I say this by way of harkening back to a parliamentary culture, symbolized by Speaker Jerome who was the last Speaker to enjoy the benefits of such a culture, in which the Speaker felt free to exercise more discretion and individual judgment over who was to be recognized and who was not and in what context. Speaker Jerome certainly exercised that judgment with much wisdom, humour and discernment. In doing so, he served Canadian democracy and the institution of Parliament with great distinction.

We hope that the memory of the esteem in which he was held will be comfort to his family and we express our sincere condolences to them.

Terry Fox's Marathon of Hope September 26th, 2005

Mr. Speaker, amid all the end of summer controversy about hurricane Katrina, gas prices, the CBC lockout and various other important issues, many Canadians quite properly focused for a time on a very important anniversary, the 25th anniversary of Terry Fox's Marathon of Hope.
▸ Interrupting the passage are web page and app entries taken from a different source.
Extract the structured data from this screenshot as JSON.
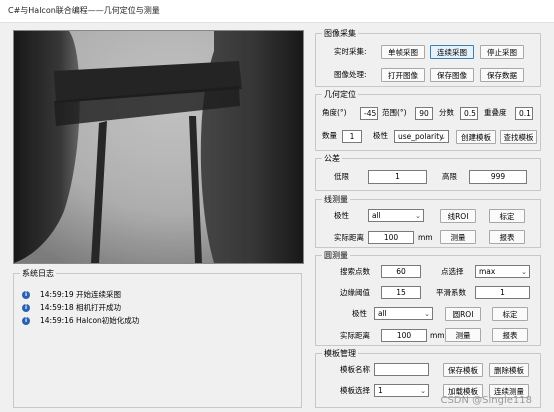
{
  "window": {
    "title": "C#与Halcon联合编程——几何定位与测量"
  },
  "log": {
    "title": "系统日志",
    "entries": [
      {
        "time": "14:59:19",
        "message": "开始连续采图"
      },
      {
        "time": "14:59:18",
        "message": "相机打开成功"
      },
      {
        "time": "14:59:16",
        "message": "Halcon初始化成功"
      }
    ]
  },
  "acquire": {
    "title": "图像采集",
    "realtime_label": "实时采集:",
    "single_btn": "单帧采图",
    "continuous_btn": "连续采图",
    "stop_btn": "停止采图",
    "process_label": "图像处理:",
    "open_btn": "打开图像",
    "save_img_btn": "保存图像",
    "save_data_btn": "保存数据"
  },
  "locate": {
    "title": "几何定位",
    "angle_label": "角度(°)",
    "angle_value": "-45",
    "range_label": "范围(°)",
    "range_value": "90",
    "score_label": "分数",
    "score_value": "0.5",
    "overlap_label": "重叠度",
    "overlap_value": "0.1",
    "count_label": "数量",
    "count_value": "1",
    "polarity_label": "极性",
    "polarity_value": "use_polarity",
    "create_btn": "创建模板",
    "find_btn": "查找模板"
  },
  "tolerance": {
    "title": "公差",
    "low_label": "低限",
    "low_value": "1",
    "high_label": "高限",
    "high_value": "999"
  },
  "line_measure": {
    "title": "线测量",
    "polarity_label": "极性",
    "polarity_value": "all",
    "roi_btn": "线ROI",
    "calib_btn": "标定",
    "dist_label": "实际距离",
    "dist_value": "100",
    "unit": "mm",
    "measure_btn": "测量",
    "report_btn": "报表"
  },
  "circle_measure": {
    "title": "圆测量",
    "points_label": "搜索点数",
    "points_value": "60",
    "select_label": "点选择",
    "select_value": "max",
    "threshold_label": "边缘阈值",
    "threshold_value": "15",
    "smooth_label": "平滑系数",
    "smooth_value": "1",
    "polarity_label": "极性",
    "polarity_value": "all",
    "roi_btn": "圆ROI",
    "calib_btn": "标定",
    "dist_label": "实际距离",
    "dist_value": "100",
    "unit": "mm",
    "measure_btn": "测量",
    "report_btn": "报表"
  },
  "template_mgmt": {
    "title": "模板管理",
    "name_label": "模板名称",
    "name_value": "",
    "save_btn": "保存模板",
    "delete_btn": "删除模板",
    "select_label": "模板选择",
    "select_value": "1",
    "load_btn": "加载模板",
    "cont_measure_btn": "连续测量"
  },
  "watermark": "CSDN @Single118",
  "colors": {
    "accent": "#3c7fb1",
    "info_icon": "#2b5fb3"
  }
}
The courage and determination Terry displayed in his fight against cancer and for a cure continues to be a remarkable source of inspiration to millions.

On September 16, I was pleased to walk with students from Wayoata Elementary School in Transcona at an event to honour Terry Fox. Terry is very special to the students of Wayoata Elementary School because he attended there for two years before his family moved to B.C. in 1966.
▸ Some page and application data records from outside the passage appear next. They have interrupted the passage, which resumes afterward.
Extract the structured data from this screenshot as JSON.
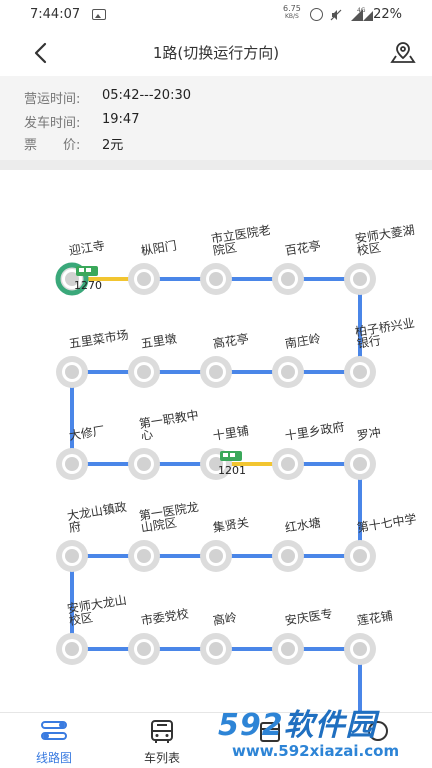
{
  "status_bar": {
    "time": "7:44:07",
    "net_speed": "6.75",
    "net_unit": "KB/S",
    "network": "4G",
    "battery": "22%"
  },
  "header": {
    "title": "1路(切换运行方向)",
    "back_icon": "chevron-left-icon",
    "location_icon": "map-pin-icon"
  },
  "info": {
    "hours_label": "营运时间:",
    "hours_value": "05:42---20:30",
    "depart_label": "发车时间:",
    "depart_value": "19:47",
    "fare_label": "票　　价:",
    "fare_value": "2元"
  },
  "route_map": {
    "colors": {
      "line": "#4a86e8",
      "segment_bus": "#f2c530",
      "start_ring": "#3aa87a",
      "bus": "#3aa85a",
      "node": "#dcdcdc"
    },
    "stations": [
      {
        "name": "迎江寺"
      },
      {
        "name": "枞阳门"
      },
      {
        "name": "市立医院老院区"
      },
      {
        "name": "百花亭"
      },
      {
        "name": "安师大菱湖校区"
      },
      {
        "name": "柏子桥兴业银行"
      },
      {
        "name": "南庄岭"
      },
      {
        "name": "高花亭"
      },
      {
        "name": "五里墩"
      },
      {
        "name": "五里菜市场"
      },
      {
        "name": "大修厂"
      },
      {
        "name": "第一职教中心"
      },
      {
        "name": "十里铺"
      },
      {
        "name": "十里乡政府"
      },
      {
        "name": "罗冲"
      },
      {
        "name": "第十七中学"
      },
      {
        "name": "红水塘"
      },
      {
        "name": "集贤关"
      },
      {
        "name": "第一医院龙山院区"
      },
      {
        "name": "大龙山镇政府"
      },
      {
        "name": "安师大龙山校区"
      },
      {
        "name": "市委党校"
      },
      {
        "name": "高岭"
      },
      {
        "name": "安庆医专"
      },
      {
        "name": "莲花铺"
      }
    ],
    "buses": [
      {
        "label": "1270",
        "station_index": 0
      },
      {
        "label": "1201",
        "station_index": 12
      }
    ]
  },
  "tabs": [
    {
      "label": "线路图",
      "icon": "route-map-icon",
      "active": true
    },
    {
      "label": "车列表",
      "icon": "bus-icon",
      "active": false
    },
    {
      "label": "",
      "icon": "timetable-icon",
      "active": false
    },
    {
      "label": "",
      "icon": "more-icon",
      "active": false
    }
  ],
  "watermark": {
    "brand_num": "592",
    "brand_text": "软件园",
    "url": "www.592xiazai.com"
  }
}
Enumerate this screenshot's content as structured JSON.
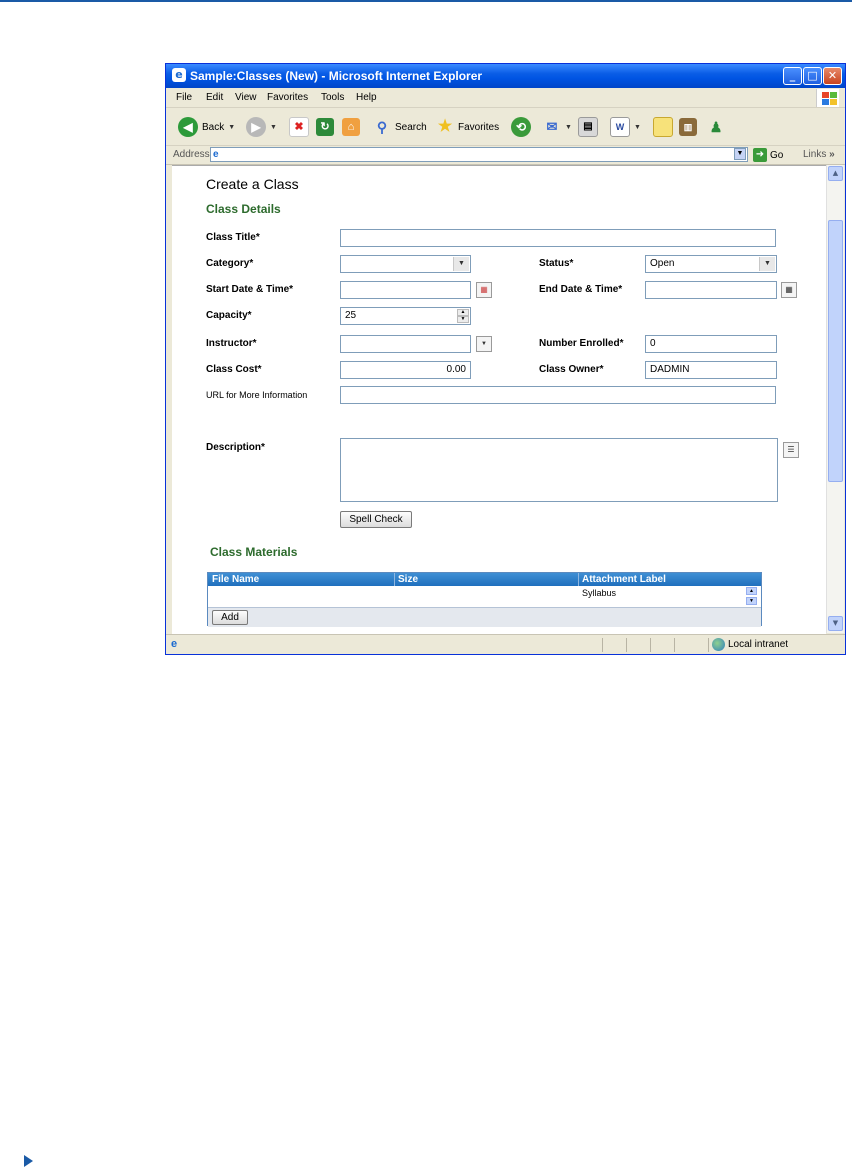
{
  "window": {
    "title": "Sample:Classes (New) - Microsoft Internet Explorer",
    "minimize": "_",
    "maximize": "□",
    "close": "✕"
  },
  "menu": [
    "File",
    "Edit",
    "View",
    "Favorites",
    "Tools",
    "Help"
  ],
  "toolbar": {
    "back_label": "Back",
    "search_label": "Search",
    "favorites_label": "Favorites"
  },
  "address": {
    "label": "Address",
    "value": "",
    "go_label": "Go",
    "links_label": "Links"
  },
  "form": {
    "heading": "Create a Class",
    "section_details": "Class Details",
    "class_title": {
      "label": "Class Title*",
      "value": ""
    },
    "category": {
      "label": "Category*",
      "value": ""
    },
    "status": {
      "label": "Status*",
      "value": "Open"
    },
    "start_date": {
      "label": "Start Date & Time*",
      "value": ""
    },
    "end_date": {
      "label": "End Date & Time*",
      "value": ""
    },
    "capacity": {
      "label": "Capacity*",
      "value": "25"
    },
    "instructor": {
      "label": "Instructor*",
      "value": ""
    },
    "number_enrolled": {
      "label": "Number Enrolled*",
      "value": "0"
    },
    "class_cost": {
      "label": "Class Cost*",
      "value": "0.00"
    },
    "class_owner": {
      "label": "Class Owner*",
      "value": "DADMIN"
    },
    "url": {
      "label": "URL for More Information",
      "value": ""
    },
    "description": {
      "label": "Description*",
      "value": ""
    },
    "spell_check": "Spell Check"
  },
  "materials": {
    "heading": "Class Materials",
    "columns": [
      "File Name",
      "Size",
      "Attachment Label"
    ],
    "rows": [
      {
        "file_name": "",
        "size": "",
        "label": "Syllabus"
      }
    ],
    "add_label": "Add"
  },
  "status_bar": {
    "zone": "Local intranet"
  },
  "colors": {
    "accent_rule": "#1a5aa6",
    "section_green": "#2d6b2d",
    "titlebar_blue": "#0054e3",
    "grid_header": "#1f6fbd"
  }
}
Transcona is proud to be associated with Terry Fox. He has become a national and international symbol of both the tragedy of cancer and the inextinguishable hope that some day, through working together to fund research and prevention, cancer will be beaten.

Religious Freedom June 28th, 2005
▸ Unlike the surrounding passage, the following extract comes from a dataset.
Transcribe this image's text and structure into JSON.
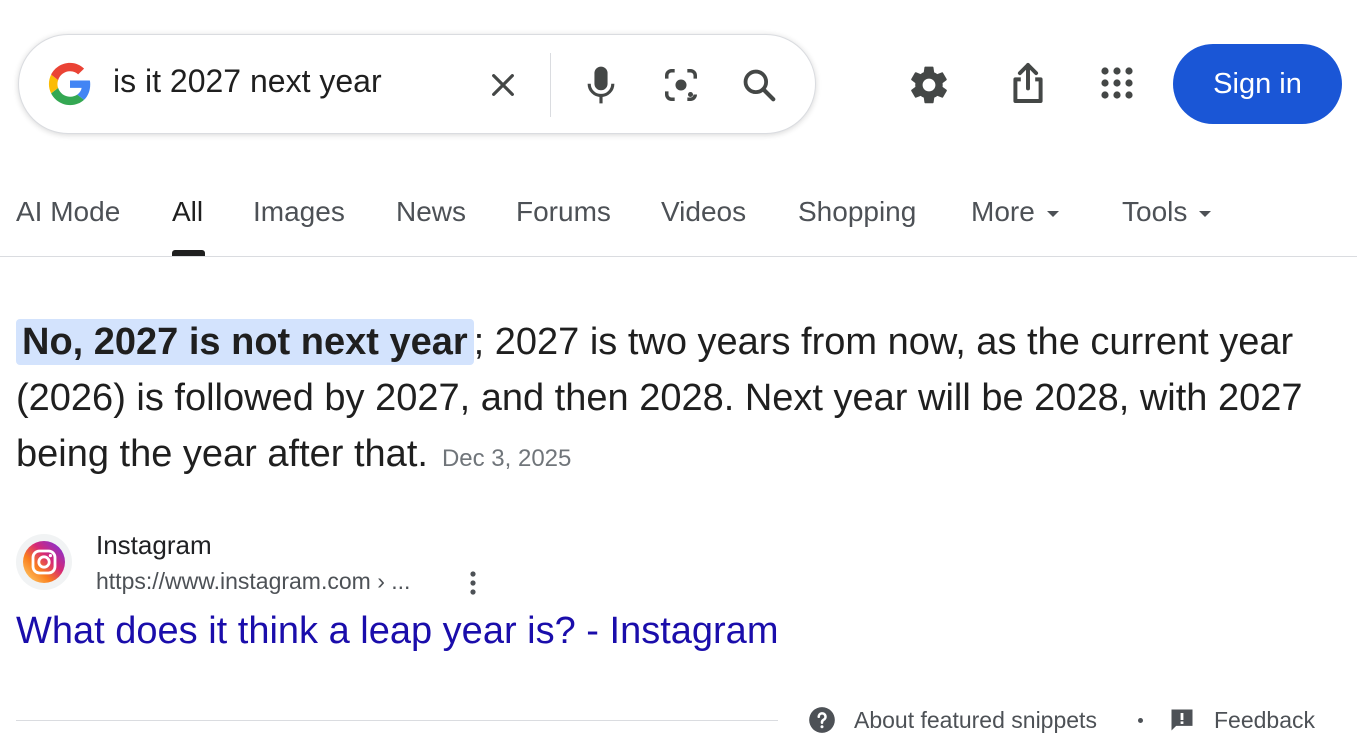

Mr. Speaker, in a time when religion is predominantly characterized in the media as a conservative force, there is a need to diversify the face of religion in the political realm and to emphasize that there are faith informed progressive perspectives on issues which too often are dealt with as if there is only a debate between faith and non-faith.

In fact, what is often happening is a debate between Canadians of the same faith and/or a debate between conservative faith communities and a secular liberalism that owes its values in large part to our common religious heritage.

People of the same faith arrive at different conclusions about difficult issues and consequently join or support different political parties. This is as it should be.

Religious speech should not be restricted to a few issues, or even worse, seen as inadmissible in debate. Questions of peace and war, the economy and the environment are also moral issues that can be informed by faith.

The task is to discern the appropriate ways of such speaking in a pluralistic world. Dismissing views purely because they are religious throws out the wheat with the chaff. Secular fundamentalism is not the answer either. Thanks be to God, Mr. Speaker.

Devils Lake Diversion Project June 23rd, 2005

Mr. Speaker, I rise on a point of order. Discussions have taken place between all parties. I believe that you would find consent for me to move, with three seconders, the following motion concerning the Devils Lake diversion. I move:

That this House unanimously request the United States to immediately agree to undertake an independent, time-limited, binational scientific assessment of North Dakota's proposed Devils Lake diversion in a manner that is consistent with the Boundary Waters Treaty and the role of the International Joint Commission and that, pending completion of this assessment and implementation of measures to mitigate risks of invasive species and to water quality, the outlet would not operate.